RECORDS TO PROCESS

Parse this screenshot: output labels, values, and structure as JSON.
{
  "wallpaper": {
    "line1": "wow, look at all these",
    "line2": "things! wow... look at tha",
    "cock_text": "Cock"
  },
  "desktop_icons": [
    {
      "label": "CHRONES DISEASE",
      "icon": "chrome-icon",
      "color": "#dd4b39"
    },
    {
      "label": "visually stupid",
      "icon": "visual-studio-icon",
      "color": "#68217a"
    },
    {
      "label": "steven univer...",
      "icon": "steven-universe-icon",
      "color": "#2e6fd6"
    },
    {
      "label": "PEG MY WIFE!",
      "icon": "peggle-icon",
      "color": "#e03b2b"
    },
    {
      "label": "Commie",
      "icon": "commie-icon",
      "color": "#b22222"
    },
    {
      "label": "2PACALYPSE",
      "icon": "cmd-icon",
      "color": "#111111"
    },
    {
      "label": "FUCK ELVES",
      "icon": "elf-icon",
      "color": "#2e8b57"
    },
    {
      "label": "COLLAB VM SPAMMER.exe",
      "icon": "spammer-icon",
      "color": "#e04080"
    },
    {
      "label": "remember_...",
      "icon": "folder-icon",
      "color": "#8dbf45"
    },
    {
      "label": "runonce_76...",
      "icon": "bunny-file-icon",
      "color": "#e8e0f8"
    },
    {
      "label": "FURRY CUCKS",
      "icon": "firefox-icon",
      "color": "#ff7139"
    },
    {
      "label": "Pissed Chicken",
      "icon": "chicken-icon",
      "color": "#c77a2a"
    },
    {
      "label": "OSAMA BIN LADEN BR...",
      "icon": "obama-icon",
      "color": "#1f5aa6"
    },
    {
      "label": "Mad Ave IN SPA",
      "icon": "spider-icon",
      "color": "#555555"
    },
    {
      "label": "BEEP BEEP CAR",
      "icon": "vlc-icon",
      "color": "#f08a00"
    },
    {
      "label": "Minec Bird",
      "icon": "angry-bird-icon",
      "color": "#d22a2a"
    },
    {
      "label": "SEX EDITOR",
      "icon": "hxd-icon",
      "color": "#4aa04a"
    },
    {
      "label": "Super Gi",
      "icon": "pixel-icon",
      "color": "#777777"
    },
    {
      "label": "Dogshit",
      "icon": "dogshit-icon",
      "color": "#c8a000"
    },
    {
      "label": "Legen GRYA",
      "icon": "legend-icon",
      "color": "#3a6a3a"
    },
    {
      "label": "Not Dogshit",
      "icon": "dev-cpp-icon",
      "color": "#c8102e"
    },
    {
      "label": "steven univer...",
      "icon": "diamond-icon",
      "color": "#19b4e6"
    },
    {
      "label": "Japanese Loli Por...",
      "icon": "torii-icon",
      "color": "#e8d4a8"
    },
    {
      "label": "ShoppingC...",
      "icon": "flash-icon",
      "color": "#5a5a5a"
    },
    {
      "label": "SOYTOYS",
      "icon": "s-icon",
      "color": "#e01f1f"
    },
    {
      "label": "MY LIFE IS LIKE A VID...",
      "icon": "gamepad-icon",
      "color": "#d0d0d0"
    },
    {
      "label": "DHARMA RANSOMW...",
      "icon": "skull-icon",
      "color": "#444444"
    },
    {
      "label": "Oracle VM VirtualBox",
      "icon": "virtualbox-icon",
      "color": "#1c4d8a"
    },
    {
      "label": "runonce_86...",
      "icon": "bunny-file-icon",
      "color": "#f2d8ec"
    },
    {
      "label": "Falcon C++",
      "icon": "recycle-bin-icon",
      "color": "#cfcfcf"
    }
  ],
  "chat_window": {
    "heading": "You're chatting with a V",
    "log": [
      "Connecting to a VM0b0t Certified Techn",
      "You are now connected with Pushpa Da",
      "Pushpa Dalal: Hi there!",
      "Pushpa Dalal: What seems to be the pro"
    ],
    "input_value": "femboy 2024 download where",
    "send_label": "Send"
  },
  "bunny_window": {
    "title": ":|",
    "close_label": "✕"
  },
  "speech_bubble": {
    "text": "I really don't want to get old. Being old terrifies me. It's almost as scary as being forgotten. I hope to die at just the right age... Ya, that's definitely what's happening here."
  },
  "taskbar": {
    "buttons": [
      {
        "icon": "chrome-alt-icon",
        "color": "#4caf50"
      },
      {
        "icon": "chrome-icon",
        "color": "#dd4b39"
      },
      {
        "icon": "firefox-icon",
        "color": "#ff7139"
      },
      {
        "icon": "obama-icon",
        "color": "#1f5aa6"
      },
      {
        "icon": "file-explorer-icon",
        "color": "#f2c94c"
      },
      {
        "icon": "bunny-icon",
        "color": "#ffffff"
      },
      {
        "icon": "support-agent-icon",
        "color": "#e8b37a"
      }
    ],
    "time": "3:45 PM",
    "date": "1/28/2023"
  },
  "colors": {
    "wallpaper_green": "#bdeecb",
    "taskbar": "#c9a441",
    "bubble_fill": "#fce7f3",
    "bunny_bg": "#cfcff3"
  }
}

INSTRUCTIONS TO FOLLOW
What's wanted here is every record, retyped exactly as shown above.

RESULT OF THE EXERCISE
Parse this screenshot: output labels, values, and structure as JSON.
{
  "wallpaper": {
    "line1": "wow, look at all these",
    "line2": "things! wow... look at tha",
    "cock_text": "Cock"
  },
  "desktop_icons": [
    {
      "label": "CHRONES DISEASE",
      "icon": "chrome-icon",
      "color": "#dd4b39"
    },
    {
      "label": "visually stupid",
      "icon": "visual-studio-icon",
      "color": "#68217a"
    },
    {
      "label": "steven univer...",
      "icon": "steven-universe-icon",
      "color": "#2e6fd6"
    },
    {
      "label": "PEG MY WIFE!",
      "icon": "peggle-icon",
      "color": "#e03b2b"
    },
    {
      "label": "Commie",
      "icon": "commie-icon",
      "color": "#b22222"
    },
    {
      "label": "2PACALYPSE",
      "icon": "cmd-icon",
      "color": "#111111"
    },
    {
      "label": "FUCK ELVES",
      "icon": "elf-icon",
      "color": "#2e8b57"
    },
    {
      "label": "COLLAB VM SPAMMER.exe",
      "icon": "spammer-icon",
      "color": "#e04080"
    },
    {
      "label": "remember_...",
      "icon": "folder-icon",
      "color": "#8dbf45"
    },
    {
      "label": "runonce_76...",
      "icon": "bunny-file-icon",
      "color": "#e8e0f8"
    },
    {
      "label": "FURRY CUCKS",
      "icon": "firefox-icon",
      "color": "#ff7139"
    },
    {
      "label": "Pissed Chicken",
      "icon": "chicken-icon",
      "color": "#c77a2a"
    },
    {
      "label": "OSAMA BIN LADEN BR...",
      "icon": "obama-icon",
      "color": "#1f5aa6"
    },
    {
      "label": "Mad Ave IN SPA",
      "icon": "spider-icon",
      "color": "#555555"
    },
    {
      "label": "BEEP BEEP CAR",
      "icon": "vlc-icon",
      "color": "#f08a00"
    },
    {
      "label": "Minec Bird",
      "icon": "angry-bird-icon",
      "color": "#d22a2a"
    },
    {
      "label": "SEX EDITOR",
      "icon": "hxd-icon",
      "color": "#4aa04a"
    },
    {
      "label": "Super Gi",
      "icon": "pixel-icon",
      "color": "#777777"
    },
    {
      "label": "Dogshit",
      "icon": "dogshit-icon",
      "color": "#c8a000"
    },
    {
      "label": "Legen GRYA",
      "icon": "legend-icon",
      "color": "#3a6a3a"
    },
    {
      "label": "Not Dogshit",
      "icon": "dev-cpp-icon",
      "color": "#c8102e"
    },
    {
      "label": "steven univer...",
      "icon": "diamond-icon",
      "color": "#19b4e6"
    },
    {
      "label": "Japanese Loli Por...",
      "icon": "torii-icon",
      "color": "#e8d4a8"
    },
    {
      "label": "ShoppingC...",
      "icon": "flash-icon",
      "color": "#5a5a5a"
    },
    {
      "label": "SOYTOYS",
      "icon": "s-icon",
      "color": "#e01f1f"
    },
    {
      "label": "MY LIFE IS LIKE A VID...",
      "icon": "gamepad-icon",
      "color": "#d0d0d0"
    },
    {
      "label": "DHARMA RANSOMW...",
      "icon": "skull-icon",
      "color": "#444444"
    },
    {
      "label": "Oracle VM VirtualBox",
      "icon": "virtualbox-icon",
      "color": "#1c4d8a"
    },
    {
      "label": "runonce_86...",
      "icon": "bunny-file-icon",
      "color": "#f2d8ec"
    },
    {
      "label": "Falcon C++",
      "icon": "recycle-bin-icon",
      "color": "#cfcfcf"
    }
  ],
  "chat_window": {
    "heading": "You're chatting with a V",
    "log": [
      "Connecting to a VM0b0t Certified Techn",
      "You are now connected with Pushpa Da",
      "Pushpa Dalal: Hi there!",
      "Pushpa Dalal: What seems to be the pro"
    ],
    "input_value": "femboy 2024 download where",
    "send_label": "Send"
  },
  "bunny_window": {
    "title": ":|",
    "close_label": "✕"
  },
  "speech_bubble": {
    "text": "I really don't want to get old. Being old terrifies me. It's almost as scary as being forgotten. I hope to die at just the right age... Ya, that's definitely what's happening here."
  },
  "taskbar": {
    "buttons": [
      {
        "icon": "chrome-alt-icon",
        "color": "#4caf50"
      },
      {
        "icon": "chrome-icon",
        "color": "#dd4b39"
      },
      {
        "icon": "firefox-icon",
        "color": "#ff7139"
      },
      {
        "icon": "obama-icon",
        "color": "#1f5aa6"
      },
      {
        "icon": "file-explorer-icon",
        "color": "#f2c94c"
      },
      {
        "icon": "bunny-icon",
        "color": "#ffffff"
      },
      {
        "icon": "support-agent-icon",
        "color": "#e8b37a"
      }
    ],
    "time": "3:45 PM",
    "date": "1/28/2023"
  },
  "colors": {
    "wallpaper_green": "#bdeecb",
    "taskbar": "#c9a441",
    "bubble_fill": "#fce7f3",
    "bunny_bg": "#cfcff3"
  }
}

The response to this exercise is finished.